Michael K. Rose

Wednesday, August 1, 2012

Is Your Novel "Long Enough?"

Books of Varying Lengths
As you may know, I've recently released Sullivan's War: The Complete Adventure. It collects three novellas (called Sullivan's War: Books I, II and III) which were released individually but make up one story line. Those novellas, usually priced at $2.99 apiece, have been selling fairly well. But The Complete Adventure's sales have been fantastic, selling in twelve days nearly as many copies as Book I, even though Book I's price was reduced to 99 cents near the beginning of the month.

I had suspected that I would see an increase in sales once I released The Complete Adventure, and here's why: I'd read long ago that many readers prefer to read only novels. They do not particularly care for short stories, and novellas? What the hell is a novella? The unimpressive sales of my collection Short Stories seems to support this idea. Even though Short Stories has a good number of positive reviews and I promoted it as heavily (if not more heavily) than Sullivan's War: The Complete Adventure, I sold nearly 7 times as many copies of Sullivan's War as Short Stories during July. And remember, Sullivan's War: The Complete Adventure was only available for the last twelve days of the month.

Now, I'm one who has always been a champion for short stories. I write them, obviously, and I even wrote a blog post called "Why I Love Short Stories." Another post I wrote as a guest on ME Franco's blog is called "Short Fiction is Dead?" In it, I propose that the eBook revolution will see a reemergence of shorter fiction. One thought is that a short story or novella can be published without the concern of making sure a "book" is of a profitable length. Now that printing costs are not a factor, any length can be a profitable length, assuming the story is sufficiently attractive to readers. Well, the three Sullivan's War novellas have been profitable, as have a few of the short stories I released individually. But my experience these past two weeks with Sullivan's War: The Complete Adventure has convinced me that full-length novels are going to be even more profitable. And while profit should not be a writer's sole consideration, it is unavoidable if one wishes, as I do, to make a living at it.

So is your novel long enough? What is long enough? The dividing line between novels and novellas ranges from 40,000 words to 60,000 words or higher. Will readers be "unsatisfied" with a 40,000-word novel? Does the word novella scare some people away? And what can one reasonably charge for short stories, novellas, short novels, long novels? I've been publishing my fiction for less than a year, and I'm still trying to work all of this out. But the sales of Sullivan's War: The Complete Adventure have convinced me that, for now at least, I should probably not focus on writing short stories quite as much. Novels are what readers want, and I have about a dozen novels waiting to be written. I just hope I can make them long enough.

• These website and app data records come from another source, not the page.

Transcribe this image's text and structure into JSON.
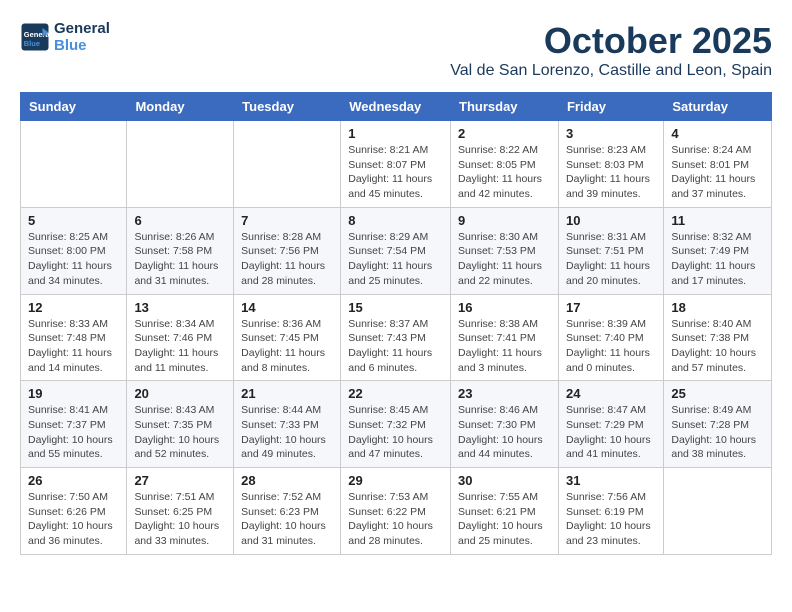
{
  "header": {
    "logo_line1": "General",
    "logo_line2": "Blue",
    "month_title": "October 2025",
    "location": "Val de San Lorenzo, Castille and Leon, Spain"
  },
  "weekdays": [
    "Sunday",
    "Monday",
    "Tuesday",
    "Wednesday",
    "Thursday",
    "Friday",
    "Saturday"
  ],
  "weeks": [
    [
      {
        "day": "",
        "sunrise": "",
        "sunset": "",
        "daylight": ""
      },
      {
        "day": "",
        "sunrise": "",
        "sunset": "",
        "daylight": ""
      },
      {
        "day": "",
        "sunrise": "",
        "sunset": "",
        "daylight": ""
      },
      {
        "day": "1",
        "sunrise": "Sunrise: 8:21 AM",
        "sunset": "Sunset: 8:07 PM",
        "daylight": "Daylight: 11 hours and 45 minutes."
      },
      {
        "day": "2",
        "sunrise": "Sunrise: 8:22 AM",
        "sunset": "Sunset: 8:05 PM",
        "daylight": "Daylight: 11 hours and 42 minutes."
      },
      {
        "day": "3",
        "sunrise": "Sunrise: 8:23 AM",
        "sunset": "Sunset: 8:03 PM",
        "daylight": "Daylight: 11 hours and 39 minutes."
      },
      {
        "day": "4",
        "sunrise": "Sunrise: 8:24 AM",
        "sunset": "Sunset: 8:01 PM",
        "daylight": "Daylight: 11 hours and 37 minutes."
      }
    ],
    [
      {
        "day": "5",
        "sunrise": "Sunrise: 8:25 AM",
        "sunset": "Sunset: 8:00 PM",
        "daylight": "Daylight: 11 hours and 34 minutes."
      },
      {
        "day": "6",
        "sunrise": "Sunrise: 8:26 AM",
        "sunset": "Sunset: 7:58 PM",
        "daylight": "Daylight: 11 hours and 31 minutes."
      },
      {
        "day": "7",
        "sunrise": "Sunrise: 8:28 AM",
        "sunset": "Sunset: 7:56 PM",
        "daylight": "Daylight: 11 hours and 28 minutes."
      },
      {
        "day": "8",
        "sunrise": "Sunrise: 8:29 AM",
        "sunset": "Sunset: 7:54 PM",
        "daylight": "Daylight: 11 hours and 25 minutes."
      },
      {
        "day": "9",
        "sunrise": "Sunrise: 8:30 AM",
        "sunset": "Sunset: 7:53 PM",
        "daylight": "Daylight: 11 hours and 22 minutes."
      },
      {
        "day": "10",
        "sunrise": "Sunrise: 8:31 AM",
        "sunset": "Sunset: 7:51 PM",
        "daylight": "Daylight: 11 hours and 20 minutes."
      },
      {
        "day": "11",
        "sunrise": "Sunrise: 8:32 AM",
        "sunset": "Sunset: 7:49 PM",
        "daylight": "Daylight: 11 hours and 17 minutes."
      }
    ],
    [
      {
        "day": "12",
        "sunrise": "Sunrise: 8:33 AM",
        "sunset": "Sunset: 7:48 PM",
        "daylight": "Daylight: 11 hours and 14 minutes."
      },
      {
        "day": "13",
        "sunrise": "Sunrise: 8:34 AM",
        "sunset": "Sunset: 7:46 PM",
        "daylight": "Daylight: 11 hours and 11 minutes."
      },
      {
        "day": "14",
        "sunrise": "Sunrise: 8:36 AM",
        "sunset": "Sunset: 7:45 PM",
        "daylight": "Daylight: 11 hours and 8 minutes."
      },
      {
        "day": "15",
        "sunrise": "Sunrise: 8:37 AM",
        "sunset": "Sunset: 7:43 PM",
        "daylight": "Daylight: 11 hours and 6 minutes."
      },
      {
        "day": "16",
        "sunrise": "Sunrise: 8:38 AM",
        "sunset": "Sunset: 7:41 PM",
        "daylight": "Daylight: 11 hours and 3 minutes."
      },
      {
        "day": "17",
        "sunrise": "Sunrise: 8:39 AM",
        "sunset": "Sunset: 7:40 PM",
        "daylight": "Daylight: 11 hours and 0 minutes."
      },
      {
        "day": "18",
        "sunrise": "Sunrise: 8:40 AM",
        "sunset": "Sunset: 7:38 PM",
        "daylight": "Daylight: 10 hours and 57 minutes."
      }
    ],
    [
      {
        "day": "19",
        "sunrise": "Sunrise: 8:41 AM",
        "sunset": "Sunset: 7:37 PM",
        "daylight": "Daylight: 10 hours and 55 minutes."
      },
      {
        "day": "20",
        "sunrise": "Sunrise: 8:43 AM",
        "sunset": "Sunset: 7:35 PM",
        "daylight": "Daylight: 10 hours and 52 minutes."
      },
      {
        "day": "21",
        "sunrise": "Sunrise: 8:44 AM",
        "sunset": "Sunset: 7:33 PM",
        "daylight": "Daylight: 10 hours and 49 minutes."
      },
      {
        "day": "22",
        "sunrise": "Sunrise: 8:45 AM",
        "sunset": "Sunset: 7:32 PM",
        "daylight": "Daylight: 10 hours and 47 minutes."
      },
      {
        "day": "23",
        "sunrise": "Sunrise: 8:46 AM",
        "sunset": "Sunset: 7:30 PM",
        "daylight": "Daylight: 10 hours and 44 minutes."
      },
      {
        "day": "24",
        "sunrise": "Sunrise: 8:47 AM",
        "sunset": "Sunset: 7:29 PM",
        "daylight": "Daylight: 10 hours and 41 minutes."
      },
      {
        "day": "25",
        "sunrise": "Sunrise: 8:49 AM",
        "sunset": "Sunset: 7:28 PM",
        "daylight": "Daylight: 10 hours and 38 minutes."
      }
    ],
    [
      {
        "day": "26",
        "sunrise": "Sunrise: 7:50 AM",
        "sunset": "Sunset: 6:26 PM",
        "daylight": "Daylight: 10 hours and 36 minutes."
      },
      {
        "day": "27",
        "sunrise": "Sunrise: 7:51 AM",
        "sunset": "Sunset: 6:25 PM",
        "daylight": "Daylight: 10 hours and 33 minutes."
      },
      {
        "day": "28",
        "sunrise": "Sunrise: 7:52 AM",
        "sunset": "Sunset: 6:23 PM",
        "daylight": "Daylight: 10 hours and 31 minutes."
      },
      {
        "day": "29",
        "sunrise": "Sunrise: 7:53 AM",
        "sunset": "Sunset: 6:22 PM",
        "daylight": "Daylight: 10 hours and 28 minutes."
      },
      {
        "day": "30",
        "sunrise": "Sunrise: 7:55 AM",
        "sunset": "Sunset: 6:21 PM",
        "daylight": "Daylight: 10 hours and 25 minutes."
      },
      {
        "day": "31",
        "sunrise": "Sunrise: 7:56 AM",
        "sunset": "Sunset: 6:19 PM",
        "daylight": "Daylight: 10 hours and 23 minutes."
      },
      {
        "day": "",
        "sunrise": "",
        "sunset": "",
        "daylight": ""
      }
    ]
  ]
}
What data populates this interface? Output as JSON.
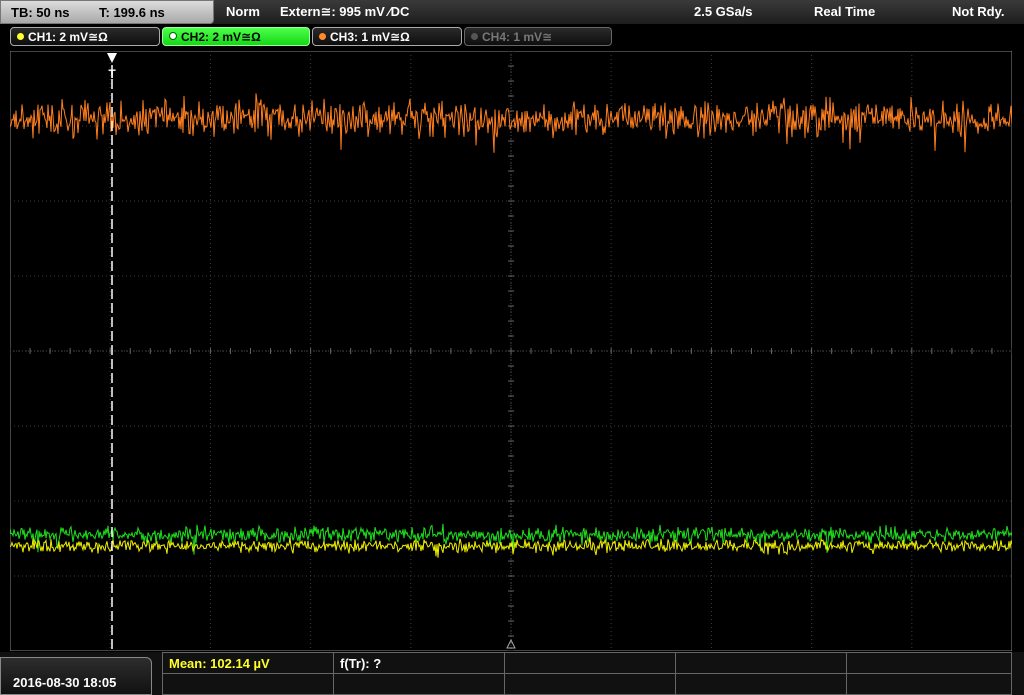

What do you consider to be a minimum length for a novel? If you prefer novels over novellas or short stories, why? I'd love to hear any thoughts on this topic; just leave a comment below.

Michael K. Rose

Edit: Please read the followup to this post here.